Emerging-market economies have become stronger structurally over the past several years. Their exchange rates have become more flexible, thereby making the economies more resilient to external shocks. Levels of foreign exchange debt and current account deficits are lower, while foreign exchange reserves are higher. Reforms in India, China, and Indonesia have moved in the direction of better balancing those economies, while Brazil’s reforms are still very much a work in progress. Conditions for commodity exporters are gradually improving. The main risks to this positive outlook are adverse geopolitical developments, extended policy uncertainty in the US, Brexit-related developments in Europe, increased protectionism that impacts trade and global supply chains, and a more rapid than expected moderation of central bank stimulus.
The latest leading indicators are sending a mixed message. OECD’s Composite Leading Indicators for June, published August 8th, indicate “growth gaining momentum” for China and Brazil, “stable growth momentum” for India, and “tentative signs of easing growth” for Russia. The Caixin China Composite PMI Output Index for July also showed an improvement, reaching a four-month high at 51.9, while the PMI for Russia sank to a ten-month low. India’s PMI declined sharply, apparently due to a new sales tax, and Brazil’s PMI continued to show contraction (a reading below 50%).

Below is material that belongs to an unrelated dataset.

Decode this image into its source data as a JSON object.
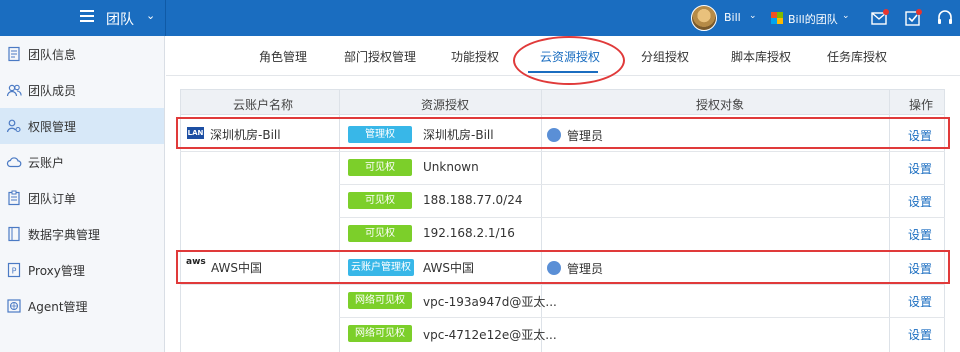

Emerging-market valuations continue to have an edge over those of the developed markets, despite the price increases that have been registered. The price-to-book ratio for MSCI EM equities is 1.66, still below the long-run average of 1.8. Their price-to-earnings ratio is 16.06, compared to its average of 24.2 and those of developed markets (24.11 for the S&P 500 ETF, SPY, and 23.59 for the iShares MSCI Eurozone ETF, EZU). Along with the positive growth outlook summarized above, an important reason for expecting this emerging-market rally to continue is that these markets are still recovering from their lows of early 2016.
We are favoring the Asia-Pacific and Latin American emerging markets in our International Portfolio. Together they account for 84% of the MSCI EM equity index, with Asia-Pacific and its very large equity markets alone amounting to over 72.6% of this capital-weighted measure. The iShares MSCI Emerging Markets Asia ETF, EEMA, is up 32.66% year-to date August 24. Within that region the iShares MSCI China ETF, MCHI, is up 41.27%. Even more remarkable, the PowerShares Golden Dragon China Portfolio ETF, PGJ, has gained 50.42% so far this year. It invests solely in US-listed companies that derive a majority of their revenues in China. This means its holdings are mainly in internet software and services, internet and direct marketing retail, and education services and not in the large banks found in other China large-cap ETFs. India also is an important market in the region. Its reform-oriented government is making much needed changes. The iShares MSCI India ETF, INDA, has gained 26.90% year-to-date.
The Latin America region’s equity markets are dominated by those of Brazil, Mexico, and Chile. The iShares Latin America 40 ETF, ILF, which tracks an index of 40 of the largest firms in the region, is up 27.26%. While the ETF for the largest LA equity market , the iShares MSCI Brazil Capped, EWZ, has gained a more modest 21.89% as the Brazilian economy slowly recovers from recession and continues to experience political turmoil, Mexico’s equity market, despite the threats from Trump, continues to impress, with the iShares MSCI Mexico Capped ETF, EWW, bouncing 31.73% so far this year. The smaller but robust Chilean market is rebounding from its June pullback, with the iShares MSCI Chile Capped ETF, ECH, still managing a 28.50% gain for the year to date.